The Element Holmium

[Click for Isotope Data]


67 Ho Holmium 164.93033

Atomic Number: 67

Atomic Weight: 164.93033

Melting Point: 1747 K (1474°C or 2685°F)

Boiling Point: 2973 K (2700°C or 4892°F)

Density: 8.80 grams per cubic centimeter

Phase at Room Temperature: Solid

Element Classification: Metal

Period Number: 6

Group Number: none

Group Name: Lanthanide

What's in a name? From the Latin word for the city of Stockholm, Holmia.

Say what? Holmium is pronounced as HOHL-mee-em.

History and Uses:

Holmium was discovered by Per Theodor Cleve, a Swedish chemist, in 1879. Cleve used the same method Carl Gustaf Mosander used to discover lanthanum, erbium and terbium, he looked for impurities in the oxides of other rare earth elements. He started with erbia, the oxide of erbium (Er2O3), and removed all of the known contaminants. After further processing, he obtained two new materials, one brown and the other green. Cleve named the brown material holmia and the green material thulia. Holmia is the oxide of the element holmium and thulia is the oxide of the element thulium. Holmium's absorption spectrum was observed earlier that year by J. L. Soret and M. Delafontaine, Swiss chemists. Today, holmium is primarily obtained through an ion exchange process from monazite sand ((Ce, La, Th, Nd, Y)PO4), a material rich in rare earth elements that can contain as much as 0.05% holmium.

Holmium has no commercial applications, although it has unusual magnetic properties that could be exploited in the future.

Holmium forms no commercially important compounds.
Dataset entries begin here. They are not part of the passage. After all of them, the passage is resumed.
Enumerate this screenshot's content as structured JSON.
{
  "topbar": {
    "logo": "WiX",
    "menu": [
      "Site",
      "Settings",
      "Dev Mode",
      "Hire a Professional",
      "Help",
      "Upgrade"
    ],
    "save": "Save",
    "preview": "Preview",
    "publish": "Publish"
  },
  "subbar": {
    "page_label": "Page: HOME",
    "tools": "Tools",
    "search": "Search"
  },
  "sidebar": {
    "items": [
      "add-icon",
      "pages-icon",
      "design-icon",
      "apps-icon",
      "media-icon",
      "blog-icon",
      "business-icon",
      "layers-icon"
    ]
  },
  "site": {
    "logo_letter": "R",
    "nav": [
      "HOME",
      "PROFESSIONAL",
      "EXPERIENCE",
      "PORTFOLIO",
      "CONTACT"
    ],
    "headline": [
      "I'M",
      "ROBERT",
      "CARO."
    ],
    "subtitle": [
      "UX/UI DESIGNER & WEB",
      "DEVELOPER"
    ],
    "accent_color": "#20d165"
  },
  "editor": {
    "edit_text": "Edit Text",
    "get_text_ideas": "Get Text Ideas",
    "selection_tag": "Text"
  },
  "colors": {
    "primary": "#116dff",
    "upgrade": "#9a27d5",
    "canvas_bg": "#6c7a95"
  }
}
Some of holmium's compounds include: holmium oxide (Ho2O3), holmium fluoride (HoF3) and holmium iodide (HoI3).

Estimated Crustal Abundance: 1.3 milligrams per kilogram
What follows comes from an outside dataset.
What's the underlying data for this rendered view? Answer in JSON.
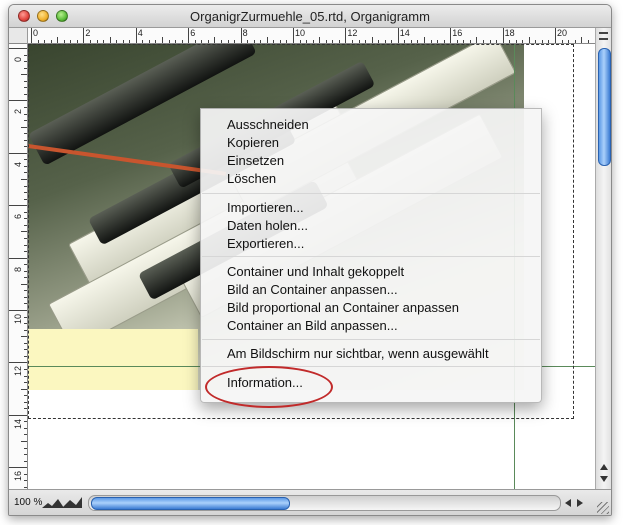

Estimated Oceanic Abundance: 2.2×10-7 milligrams per liter

Number of Stable Isotopes: 1 (View all isotope data)

Ionization Energy: 6.022 eV

Oxidation States: +3

Electron Shell Configuration:


2s2   2p6

3s2   3p6   3d10

4s2   4p6   4d10   4f11

5s2   5p6


Citation and linking information

For questions about this page, please contact Steve Gagnon.